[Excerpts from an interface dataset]
====

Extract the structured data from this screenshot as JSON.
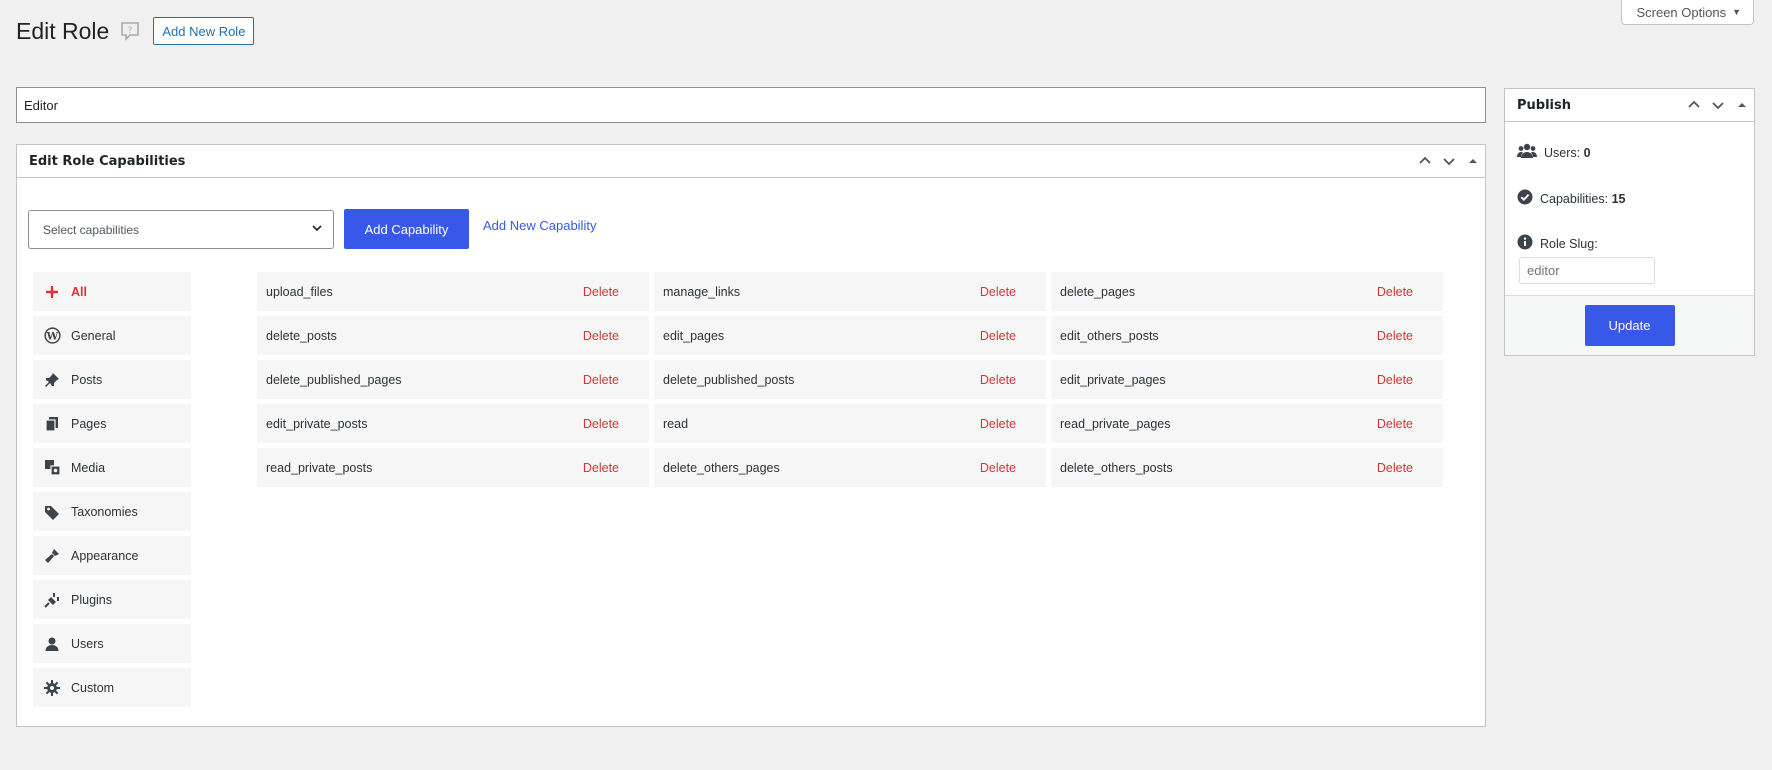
{
  "header": {
    "title": "Edit Role",
    "add_new_role": "Add New Role",
    "screen_options": "Screen Options"
  },
  "role": {
    "name": "Editor"
  },
  "capabilities_box": {
    "title": "Edit Role Capabilities",
    "select_placeholder": "Select capabilities",
    "add_button": "Add Capability",
    "add_new_link": "Add New Capability",
    "groups": [
      {
        "label": "All",
        "icon": "plus-icon"
      },
      {
        "label": "General",
        "icon": "wordpress-icon"
      },
      {
        "label": "Posts",
        "icon": "pushpin-icon"
      },
      {
        "label": "Pages",
        "icon": "pages-icon"
      },
      {
        "label": "Media",
        "icon": "media-icon"
      },
      {
        "label": "Taxonomies",
        "icon": "tag-icon"
      },
      {
        "label": "Appearance",
        "icon": "brush-icon"
      },
      {
        "label": "Plugins",
        "icon": "plug-icon"
      },
      {
        "label": "Users",
        "icon": "user-icon"
      },
      {
        "label": "Custom",
        "icon": "gear-icon"
      }
    ],
    "delete_label": "Delete",
    "capabilities": [
      "upload_files",
      "manage_links",
      "delete_pages",
      "delete_posts",
      "edit_pages",
      "edit_others_posts",
      "delete_published_pages",
      "delete_published_posts",
      "edit_private_pages",
      "edit_private_posts",
      "read",
      "read_private_pages",
      "read_private_posts",
      "delete_others_pages",
      "delete_others_posts"
    ]
  },
  "publish": {
    "title": "Publish",
    "users_label": "Users:",
    "users_count": "0",
    "capabilities_label": "Capabilities:",
    "capabilities_count": "15",
    "role_slug_label": "Role Slug:",
    "role_slug_placeholder": "editor",
    "update_button": "Update"
  },
  "colors": {
    "accent": "#3858e9",
    "delete": "#d63638",
    "background": "#f0f0f1"
  }
}
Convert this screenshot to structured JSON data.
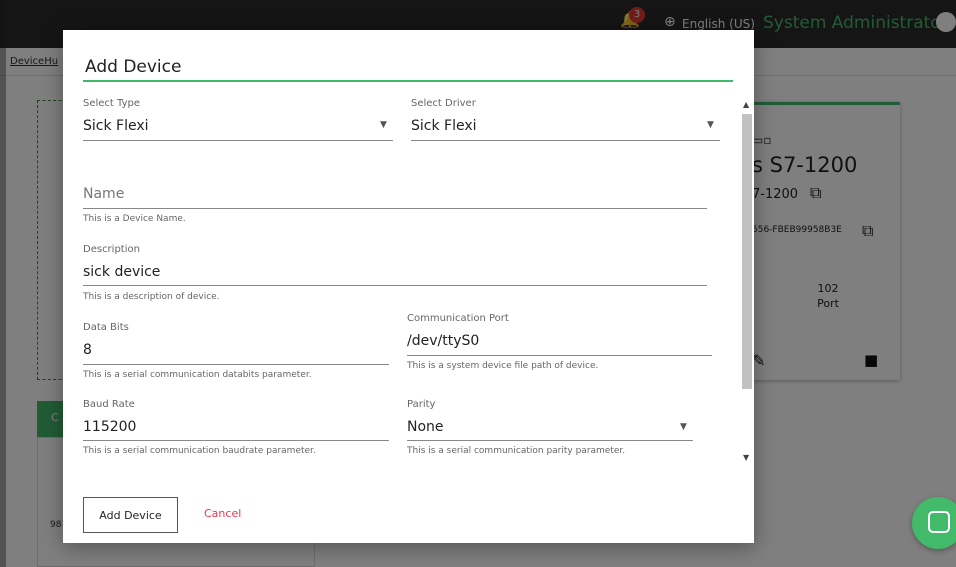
{
  "header": {
    "notification_count": "3",
    "language": "English (US)",
    "user": "System Administrator"
  },
  "breadcrumb": {
    "label": "DeviceHu"
  },
  "background": {
    "green_card_letter": "C",
    "bottom_card_text": "98",
    "device_card": {
      "name": "s S7-1200",
      "subtitle": "7-1200",
      "id": "556-FBEB99958B3E",
      "port_count": "102",
      "port_label": "Port"
    }
  },
  "dialog": {
    "title": "Add Device",
    "fields": {
      "type": {
        "label": "Select Type",
        "value": "Sick Flexi"
      },
      "driver": {
        "label": "Select Driver",
        "value": "Sick Flexi"
      },
      "name": {
        "placeholder": "Name",
        "helper": "This is a Device Name."
      },
      "description": {
        "label": "Description",
        "value": "sick device",
        "helper": "This is a description of device."
      },
      "data_bits": {
        "label": "Data Bits",
        "value": "8",
        "helper": "This is a serial communication databits parameter."
      },
      "comm_port": {
        "label": "Communication Port",
        "value": "/dev/ttyS0",
        "helper": "This is a system device file path of device."
      },
      "baud_rate": {
        "label": "Baud Rate",
        "value": "115200",
        "helper": "This is a serial communication baudrate parameter."
      },
      "parity": {
        "label": "Parity",
        "value": "None",
        "helper": "This is a serial communication parity parameter."
      }
    },
    "actions": {
      "add_label": "Add Device",
      "cancel_label": "Cancel"
    }
  },
  "colors": {
    "accent": "#43b96a",
    "cancel": "#e53950",
    "badge": "#e53935"
  },
  "icons": [
    "bell-icon",
    "globe-icon",
    "account-icon",
    "device-icon",
    "copy-icon",
    "edit-icon",
    "delete-icon",
    "chat-icon",
    "dropdown-caret-icon"
  ]
}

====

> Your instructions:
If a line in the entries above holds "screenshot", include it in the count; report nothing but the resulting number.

> Response box:
2